Talks were under way to try to persuade the ultra-Orthodox Shas, which has 17 seats in the Knesset, to remain rather than undermine the government at a potentially crucial point in the peace process by shrinking Mr Barak's support in the 120-seat Knesset to 51 MPs.
Shas said it was angered by the government's failure to fund the party's hopelessly bankrupt education and welfare system. Yesterday it agreed to a request from Mr Barak to suspend its walk-out for 24 hours, which suggested a deal will be brokered.
If Shas sticks by its decision, the government is unlikely to fall, as it can muster support from among parties outside the coalition - the six- member secular Shinui party has already offered to step into Shas' shoes. But it weakens Mr Barak's hand and complicates the peace talks when there appears to be progress on several fronts, albeit fragile.
Perhaps the biggest worry for Mr Barak is the impact of a Shas defection on the Syrian talks. Any accord involving the return of the Golan Heights, which Syria demands as a prerequisite to a deal, will go before the Knesset. If approved, it will be put to a referendum, in what some expect to be the most bitter internal battle in Israel's political history.
Shas has held back from committing itself to a position, in the hope of squeezing more concessions from the government. But if it leaves the coalition and comes out against a Golan withdrawal, Mr Barak will struggle to secure the referendum majority his government must achieve to survive. Nearly 431,000 people voted for Shas in this year's election, making it the third-largest party in the Knesset.

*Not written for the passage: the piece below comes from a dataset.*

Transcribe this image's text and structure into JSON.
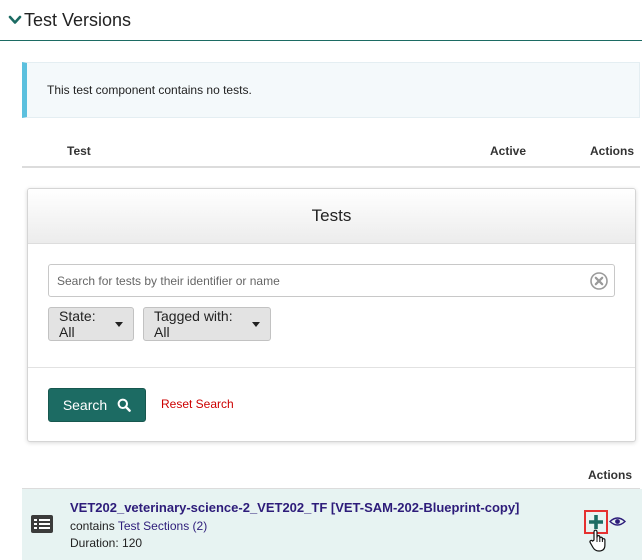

Efraim Inbar, a specialist in Israeli politics at Bar-Ilan University, said: "There is a good chance of it being resolved, but if this goes on we might very well see the beginning of the end for the Barak government. He cannot go on with the peace process if he doesn't have a large consensus behind him."